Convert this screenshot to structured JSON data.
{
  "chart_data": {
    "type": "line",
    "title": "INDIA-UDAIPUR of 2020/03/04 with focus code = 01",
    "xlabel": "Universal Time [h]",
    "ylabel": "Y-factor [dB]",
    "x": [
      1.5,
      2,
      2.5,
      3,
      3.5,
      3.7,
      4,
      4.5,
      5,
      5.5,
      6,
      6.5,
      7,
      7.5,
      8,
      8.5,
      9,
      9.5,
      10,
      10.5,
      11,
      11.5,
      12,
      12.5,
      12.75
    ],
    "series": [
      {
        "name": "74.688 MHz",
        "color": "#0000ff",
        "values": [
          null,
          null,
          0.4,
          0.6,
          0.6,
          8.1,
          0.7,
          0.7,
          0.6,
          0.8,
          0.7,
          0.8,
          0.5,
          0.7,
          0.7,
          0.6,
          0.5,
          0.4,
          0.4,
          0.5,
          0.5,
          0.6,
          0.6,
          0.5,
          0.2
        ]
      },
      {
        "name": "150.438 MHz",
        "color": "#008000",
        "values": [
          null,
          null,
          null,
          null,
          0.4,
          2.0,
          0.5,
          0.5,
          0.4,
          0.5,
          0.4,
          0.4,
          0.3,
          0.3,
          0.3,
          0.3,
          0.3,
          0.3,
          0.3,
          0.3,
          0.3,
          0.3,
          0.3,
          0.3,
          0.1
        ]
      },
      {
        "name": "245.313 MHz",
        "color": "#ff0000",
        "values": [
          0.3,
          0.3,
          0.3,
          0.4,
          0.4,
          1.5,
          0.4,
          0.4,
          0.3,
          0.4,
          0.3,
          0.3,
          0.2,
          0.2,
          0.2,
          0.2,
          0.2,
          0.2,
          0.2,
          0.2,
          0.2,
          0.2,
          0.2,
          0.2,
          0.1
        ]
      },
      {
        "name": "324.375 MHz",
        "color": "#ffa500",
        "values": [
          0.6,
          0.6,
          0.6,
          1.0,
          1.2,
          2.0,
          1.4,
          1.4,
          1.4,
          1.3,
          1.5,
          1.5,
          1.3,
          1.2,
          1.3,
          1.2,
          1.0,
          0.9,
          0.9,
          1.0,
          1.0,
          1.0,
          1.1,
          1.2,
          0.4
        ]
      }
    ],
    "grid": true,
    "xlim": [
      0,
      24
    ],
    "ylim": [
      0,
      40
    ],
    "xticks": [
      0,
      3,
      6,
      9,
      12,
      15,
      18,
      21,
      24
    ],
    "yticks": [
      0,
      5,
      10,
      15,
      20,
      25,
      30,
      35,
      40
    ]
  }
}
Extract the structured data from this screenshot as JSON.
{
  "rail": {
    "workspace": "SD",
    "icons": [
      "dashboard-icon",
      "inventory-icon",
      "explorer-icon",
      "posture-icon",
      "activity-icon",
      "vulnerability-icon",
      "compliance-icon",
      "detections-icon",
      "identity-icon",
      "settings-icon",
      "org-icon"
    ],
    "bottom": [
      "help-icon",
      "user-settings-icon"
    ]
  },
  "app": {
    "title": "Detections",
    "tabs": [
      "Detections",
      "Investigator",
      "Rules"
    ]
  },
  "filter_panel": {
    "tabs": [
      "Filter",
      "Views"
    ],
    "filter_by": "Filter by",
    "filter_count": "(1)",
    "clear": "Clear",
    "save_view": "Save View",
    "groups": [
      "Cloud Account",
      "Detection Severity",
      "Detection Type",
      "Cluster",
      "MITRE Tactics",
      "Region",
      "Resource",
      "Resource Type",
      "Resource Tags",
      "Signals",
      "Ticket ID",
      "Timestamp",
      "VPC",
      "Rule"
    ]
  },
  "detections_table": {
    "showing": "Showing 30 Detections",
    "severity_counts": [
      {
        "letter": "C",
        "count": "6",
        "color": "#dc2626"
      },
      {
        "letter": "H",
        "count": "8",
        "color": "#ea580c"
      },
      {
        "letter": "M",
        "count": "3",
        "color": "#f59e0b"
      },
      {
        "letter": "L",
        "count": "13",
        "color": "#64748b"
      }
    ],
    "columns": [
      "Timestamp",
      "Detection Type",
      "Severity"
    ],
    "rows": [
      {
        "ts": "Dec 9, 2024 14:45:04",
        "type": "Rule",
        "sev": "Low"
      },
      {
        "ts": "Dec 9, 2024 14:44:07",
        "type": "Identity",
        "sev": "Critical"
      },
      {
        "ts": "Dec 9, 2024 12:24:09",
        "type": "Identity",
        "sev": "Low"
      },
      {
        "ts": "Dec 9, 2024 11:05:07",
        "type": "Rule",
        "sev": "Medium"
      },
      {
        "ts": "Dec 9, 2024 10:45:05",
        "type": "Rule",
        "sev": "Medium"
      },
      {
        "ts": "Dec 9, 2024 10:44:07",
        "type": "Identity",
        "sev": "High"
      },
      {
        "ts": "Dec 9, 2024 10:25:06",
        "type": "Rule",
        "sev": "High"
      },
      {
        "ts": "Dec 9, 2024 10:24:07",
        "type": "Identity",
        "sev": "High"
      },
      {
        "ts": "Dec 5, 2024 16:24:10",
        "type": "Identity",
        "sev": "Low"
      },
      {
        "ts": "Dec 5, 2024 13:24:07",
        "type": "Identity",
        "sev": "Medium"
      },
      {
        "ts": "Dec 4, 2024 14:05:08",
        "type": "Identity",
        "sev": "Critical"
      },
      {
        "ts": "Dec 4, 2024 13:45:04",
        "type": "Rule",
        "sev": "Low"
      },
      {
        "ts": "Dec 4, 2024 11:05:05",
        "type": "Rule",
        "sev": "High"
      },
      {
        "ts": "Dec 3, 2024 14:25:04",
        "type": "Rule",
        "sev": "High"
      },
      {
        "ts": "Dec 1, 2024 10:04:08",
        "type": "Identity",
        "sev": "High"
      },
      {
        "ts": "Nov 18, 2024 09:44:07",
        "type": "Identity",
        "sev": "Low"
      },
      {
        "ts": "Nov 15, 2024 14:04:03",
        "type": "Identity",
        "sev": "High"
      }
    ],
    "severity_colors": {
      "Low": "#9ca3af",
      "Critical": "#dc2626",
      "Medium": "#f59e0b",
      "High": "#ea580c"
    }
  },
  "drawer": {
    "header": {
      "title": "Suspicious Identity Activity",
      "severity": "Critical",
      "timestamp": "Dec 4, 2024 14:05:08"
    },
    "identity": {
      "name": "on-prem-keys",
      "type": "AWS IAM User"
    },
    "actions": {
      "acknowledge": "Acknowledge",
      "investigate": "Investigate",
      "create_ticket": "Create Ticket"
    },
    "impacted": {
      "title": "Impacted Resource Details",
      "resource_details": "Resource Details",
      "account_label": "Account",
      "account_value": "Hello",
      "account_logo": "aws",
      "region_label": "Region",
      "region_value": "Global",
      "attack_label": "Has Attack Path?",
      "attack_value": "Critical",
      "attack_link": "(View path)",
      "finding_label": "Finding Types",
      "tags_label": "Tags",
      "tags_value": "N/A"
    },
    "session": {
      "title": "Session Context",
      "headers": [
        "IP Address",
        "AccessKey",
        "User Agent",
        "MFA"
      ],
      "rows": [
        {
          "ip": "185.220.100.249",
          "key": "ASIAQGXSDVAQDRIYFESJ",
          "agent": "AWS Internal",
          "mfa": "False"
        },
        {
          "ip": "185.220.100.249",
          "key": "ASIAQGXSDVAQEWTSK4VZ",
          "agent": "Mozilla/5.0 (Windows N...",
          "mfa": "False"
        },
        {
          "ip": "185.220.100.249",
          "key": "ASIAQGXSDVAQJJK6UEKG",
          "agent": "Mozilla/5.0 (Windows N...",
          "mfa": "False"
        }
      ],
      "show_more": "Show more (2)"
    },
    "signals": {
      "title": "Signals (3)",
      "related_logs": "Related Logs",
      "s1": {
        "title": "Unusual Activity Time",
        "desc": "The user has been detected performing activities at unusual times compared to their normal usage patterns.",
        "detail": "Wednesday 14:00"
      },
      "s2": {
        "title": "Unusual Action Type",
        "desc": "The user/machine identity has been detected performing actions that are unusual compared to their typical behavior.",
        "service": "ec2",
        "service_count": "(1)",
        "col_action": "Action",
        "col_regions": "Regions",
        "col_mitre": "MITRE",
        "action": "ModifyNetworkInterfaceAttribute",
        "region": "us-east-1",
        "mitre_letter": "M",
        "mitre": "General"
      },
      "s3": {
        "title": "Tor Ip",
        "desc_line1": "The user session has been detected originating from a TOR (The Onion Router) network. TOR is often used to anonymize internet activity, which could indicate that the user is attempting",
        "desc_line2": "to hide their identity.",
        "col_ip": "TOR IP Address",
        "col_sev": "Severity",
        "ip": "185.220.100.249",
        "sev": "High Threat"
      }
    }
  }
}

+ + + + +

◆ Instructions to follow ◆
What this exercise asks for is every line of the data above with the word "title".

◆ Response area ◆
    "title": "INDIA-UDAIPUR of 2020/03/04 with focus code = 01",
    "title": "Detections",
      "title": "Suspicious Identity Activity",
      "title": "Impacted Resource Details",
      "title": "Session Context",
      "title": "Signals (3)",
        "title": "Unusual Activity Time",
        "title": "Unusual Action Type",
        "title": "Tor Ip",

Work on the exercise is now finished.